| Data shown |
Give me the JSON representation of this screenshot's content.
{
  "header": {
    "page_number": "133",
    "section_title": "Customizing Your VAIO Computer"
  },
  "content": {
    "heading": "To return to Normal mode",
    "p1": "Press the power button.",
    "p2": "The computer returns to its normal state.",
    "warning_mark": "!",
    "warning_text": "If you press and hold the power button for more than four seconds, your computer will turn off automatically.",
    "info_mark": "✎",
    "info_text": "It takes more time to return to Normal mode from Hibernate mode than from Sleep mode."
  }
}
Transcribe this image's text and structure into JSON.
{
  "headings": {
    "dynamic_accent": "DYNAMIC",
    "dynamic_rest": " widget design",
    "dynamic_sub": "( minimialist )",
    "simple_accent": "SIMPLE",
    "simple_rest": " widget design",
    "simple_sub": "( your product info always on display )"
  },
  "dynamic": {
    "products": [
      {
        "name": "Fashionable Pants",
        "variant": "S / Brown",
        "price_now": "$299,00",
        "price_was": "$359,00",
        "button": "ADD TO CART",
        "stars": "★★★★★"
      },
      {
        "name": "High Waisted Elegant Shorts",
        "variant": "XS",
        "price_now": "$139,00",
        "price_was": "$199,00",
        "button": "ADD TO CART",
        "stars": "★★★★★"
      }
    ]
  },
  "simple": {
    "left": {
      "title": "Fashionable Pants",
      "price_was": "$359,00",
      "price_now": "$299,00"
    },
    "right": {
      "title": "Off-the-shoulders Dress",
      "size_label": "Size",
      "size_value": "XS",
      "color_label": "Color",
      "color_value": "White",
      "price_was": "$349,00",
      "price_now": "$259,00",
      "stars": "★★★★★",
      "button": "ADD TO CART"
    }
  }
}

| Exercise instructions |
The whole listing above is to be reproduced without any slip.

| Exercise response |
Give me the JSON representation of this screenshot's content.
{
  "header": {
    "page_number": "133",
    "section_title": "Customizing Your VAIO Computer"
  },
  "content": {
    "heading": "To return to Normal mode",
    "p1": "Press the power button.",
    "p2": "The computer returns to its normal state.",
    "warning_mark": "!",
    "warning_text": "If you press and hold the power button for more than four seconds, your computer will turn off automatically.",
    "info_mark": "✎",
    "info_text": "It takes more time to return to Normal mode from Hibernate mode than from Sleep mode."
  }
}
Transcribe this image's text and structure into JSON.
{
  "headings": {
    "dynamic_accent": "DYNAMIC",
    "dynamic_rest": " widget design",
    "dynamic_sub": "( minimialist )",
    "simple_accent": "SIMPLE",
    "simple_rest": " widget design",
    "simple_sub": "( your product info always on display )"
  },
  "dynamic": {
    "products": [
      {
        "name": "Fashionable Pants",
        "variant": "S / Brown",
        "price_now": "$299,00",
        "price_was": "$359,00",
        "button": "ADD TO CART",
        "stars": "★★★★★"
      },
      {
        "name": "High Waisted Elegant Shorts",
        "variant": "XS",
        "price_now": "$139,00",
        "price_was": "$199,00",
        "button": "ADD TO CART",
        "stars": "★★★★★"
      }
    ]
  },
  "simple": {
    "left": {
      "title": "Fashionable Pants",
      "price_was": "$359,00",
      "price_now": "$299,00"
    },
    "right": {
      "title": "Off-the-shoulders Dress",
      "size_label": "Size",
      "size_value": "XS",
      "color_label": "Color",
      "color_value": "White",
      "price_was": "$349,00",
      "price_now": "$259,00",
      "stars": "★★★★★",
      "button": "ADD TO CART"
    }
  }
}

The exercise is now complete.